[PROVIDED MATERIAL Boundary: Start]
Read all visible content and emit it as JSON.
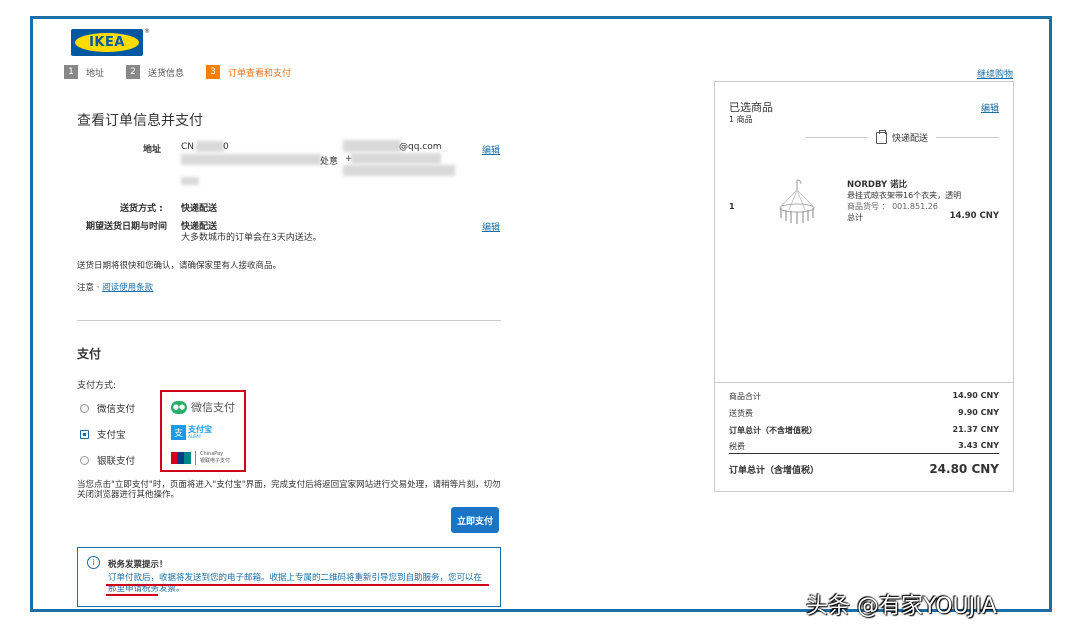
{
  "brand": {
    "logo_text": "IKEA",
    "registered": "®"
  },
  "steps": [
    {
      "num": "1",
      "label": "地址"
    },
    {
      "num": "2",
      "label": "送货信息"
    },
    {
      "num": "3",
      "label": "订单查看和支付"
    }
  ],
  "continue_shopping": "继续购物",
  "order": {
    "title": "查看订单信息并支付",
    "address_label": "地址",
    "address_prefix": "CN",
    "address_suffix": "0",
    "email_suffix": "@qq.com",
    "address_place": "处意",
    "address_plus": "+",
    "edit_label": "编辑",
    "ship_method_label": "送货方式 :",
    "ship_method_value": "快递配送",
    "date_label": "期望送货日期与时间",
    "date_value": "快递配送",
    "date_note": "大多数城市的订单会在3天内送达。",
    "notice": "送货日期将很快和您确认，请确保家里有人接收商品。",
    "terms_prefix": "注意 · ",
    "terms_link": "阅读使用条款"
  },
  "payment": {
    "title": "支付",
    "method_label": "支付方式:",
    "options": [
      {
        "label": "微信支付",
        "selected": false
      },
      {
        "label": "支付宝",
        "selected": true
      },
      {
        "label": "银联支付",
        "selected": false
      }
    ],
    "wechat_logo": "微信支付",
    "alipay_logo_cn": "支付宝",
    "alipay_logo_en": "ALIPAY",
    "unionpay_logo_en": "ChinaPay",
    "unionpay_logo_cn": "银联电子支付",
    "note": "当您点击\"立即支付\"时，页面将进入\"支付宝\"界面，完成支付后将返回宜家网站进行交易处理，请稍等片刻，切勿关闭浏览器进行其他操作。",
    "pay_button": "立即支付"
  },
  "tax": {
    "title": "税务发票提示！",
    "body": "订单付款后，收据将发送到您的电子邮箱。收据上专属的二维码将重新引导您到自助服务，您可以在那里申请税务发票。",
    "info_icon": "i"
  },
  "cart": {
    "title": "已选商品",
    "count": "1 商品",
    "edit": "编辑",
    "shipping": "快递配送",
    "item": {
      "qty": "1",
      "name": "NORDBY 诺比",
      "desc": "悬挂式晾衣架带16个衣夹，透明",
      "number": "商品货号 ： 001.851.26",
      "total_label": "总计",
      "total_value": "14.90 CNY"
    },
    "summary": [
      {
        "label": "商品合计",
        "value": "14.90 CNY"
      },
      {
        "label": "送货费",
        "value": "9.90 CNY"
      },
      {
        "label": "订单总计（不含增值税）",
        "value": "21.37 CNY"
      },
      {
        "label": "税费",
        "value": "3.43 CNY"
      }
    ],
    "grand_label": "订单总计（含增值税）",
    "grand_value": "24.80 CNY"
  },
  "watermark": "头条 @有家YOUJIA",
  "colors": {
    "accent": "#1b6fa6",
    "step_active": "#ff7f00",
    "highlight": "#d0021b",
    "pay_button": "#1b74c4"
  }
}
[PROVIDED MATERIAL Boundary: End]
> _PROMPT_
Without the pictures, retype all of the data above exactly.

> _TASK OUTPUT_
Read all visible content and emit it as JSON.
{
  "brand": {
    "logo_text": "IKEA",
    "registered": "®"
  },
  "steps": [
    {
      "num": "1",
      "label": "地址"
    },
    {
      "num": "2",
      "label": "送货信息"
    },
    {
      "num": "3",
      "label": "订单查看和支付"
    }
  ],
  "continue_shopping": "继续购物",
  "order": {
    "title": "查看订单信息并支付",
    "address_label": "地址",
    "address_prefix": "CN",
    "address_suffix": "0",
    "email_suffix": "@qq.com",
    "address_place": "处意",
    "address_plus": "+",
    "edit_label": "编辑",
    "ship_method_label": "送货方式 :",
    "ship_method_value": "快递配送",
    "date_label": "期望送货日期与时间",
    "date_value": "快递配送",
    "date_note": "大多数城市的订单会在3天内送达。",
    "notice": "送货日期将很快和您确认，请确保家里有人接收商品。",
    "terms_prefix": "注意 · ",
    "terms_link": "阅读使用条款"
  },
  "payment": {
    "title": "支付",
    "method_label": "支付方式:",
    "options": [
      {
        "label": "微信支付",
        "selected": false
      },
      {
        "label": "支付宝",
        "selected": true
      },
      {
        "label": "银联支付",
        "selected": false
      }
    ],
    "wechat_logo": "微信支付",
    "alipay_logo_cn": "支付宝",
    "alipay_logo_en": "ALIPAY",
    "unionpay_logo_en": "ChinaPay",
    "unionpay_logo_cn": "银联电子支付",
    "note": "当您点击\"立即支付\"时，页面将进入\"支付宝\"界面，完成支付后将返回宜家网站进行交易处理，请稍等片刻，切勿关闭浏览器进行其他操作。",
    "pay_button": "立即支付"
  },
  "tax": {
    "title": "税务发票提示！",
    "body": "订单付款后，收据将发送到您的电子邮箱。收据上专属的二维码将重新引导您到自助服务，您可以在那里申请税务发票。",
    "info_icon": "i"
  },
  "cart": {
    "title": "已选商品",
    "count": "1 商品",
    "edit": "编辑",
    "shipping": "快递配送",
    "item": {
      "qty": "1",
      "name": "NORDBY 诺比",
      "desc": "悬挂式晾衣架带16个衣夹，透明",
      "number": "商品货号 ： 001.851.26",
      "total_label": "总计",
      "total_value": "14.90 CNY"
    },
    "summary": [
      {
        "label": "商品合计",
        "value": "14.90 CNY"
      },
      {
        "label": "送货费",
        "value": "9.90 CNY"
      },
      {
        "label": "订单总计（不含增值税）",
        "value": "21.37 CNY"
      },
      {
        "label": "税费",
        "value": "3.43 CNY"
      }
    ],
    "grand_label": "订单总计（含增值税）",
    "grand_value": "24.80 CNY"
  },
  "watermark": "头条 @有家YOUJIA",
  "colors": {
    "accent": "#1b6fa6",
    "step_active": "#ff7f00",
    "highlight": "#d0021b",
    "pay_button": "#1b74c4"
  }
}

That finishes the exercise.